Data supplied:
——————

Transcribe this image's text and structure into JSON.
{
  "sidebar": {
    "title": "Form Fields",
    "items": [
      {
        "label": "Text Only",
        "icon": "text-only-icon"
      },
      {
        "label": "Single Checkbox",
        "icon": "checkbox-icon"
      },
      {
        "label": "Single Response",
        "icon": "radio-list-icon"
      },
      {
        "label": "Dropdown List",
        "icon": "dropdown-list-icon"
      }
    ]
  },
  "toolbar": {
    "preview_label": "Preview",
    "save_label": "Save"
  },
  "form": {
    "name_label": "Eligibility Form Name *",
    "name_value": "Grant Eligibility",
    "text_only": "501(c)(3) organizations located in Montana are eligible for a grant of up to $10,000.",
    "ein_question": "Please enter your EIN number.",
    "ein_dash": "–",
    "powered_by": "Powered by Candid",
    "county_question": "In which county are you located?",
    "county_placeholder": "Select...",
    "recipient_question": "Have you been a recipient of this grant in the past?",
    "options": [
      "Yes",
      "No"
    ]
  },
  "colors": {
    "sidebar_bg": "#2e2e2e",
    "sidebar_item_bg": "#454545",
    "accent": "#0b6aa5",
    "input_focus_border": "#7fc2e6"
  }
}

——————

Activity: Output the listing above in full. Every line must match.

Response to this exercise:
Transcribe this image's text and structure into JSON.
{
  "sidebar": {
    "title": "Form Fields",
    "items": [
      {
        "label": "Text Only",
        "icon": "text-only-icon"
      },
      {
        "label": "Single Checkbox",
        "icon": "checkbox-icon"
      },
      {
        "label": "Single Response",
        "icon": "radio-list-icon"
      },
      {
        "label": "Dropdown List",
        "icon": "dropdown-list-icon"
      }
    ]
  },
  "toolbar": {
    "preview_label": "Preview",
    "save_label": "Save"
  },
  "form": {
    "name_label": "Eligibility Form Name *",
    "name_value": "Grant Eligibility",
    "text_only": "501(c)(3) organizations located in Montana are eligible for a grant of up to $10,000.",
    "ein_question": "Please enter your EIN number.",
    "ein_dash": "–",
    "powered_by": "Powered by Candid",
    "county_question": "In which county are you located?",
    "county_placeholder": "Select...",
    "recipient_question": "Have you been a recipient of this grant in the past?",
    "options": [
      "Yes",
      "No"
    ]
  },
  "colors": {
    "sidebar_bg": "#2e2e2e",
    "sidebar_item_bg": "#454545",
    "accent": "#0b6aa5",
    "input_focus_border": "#7fc2e6"
  }
}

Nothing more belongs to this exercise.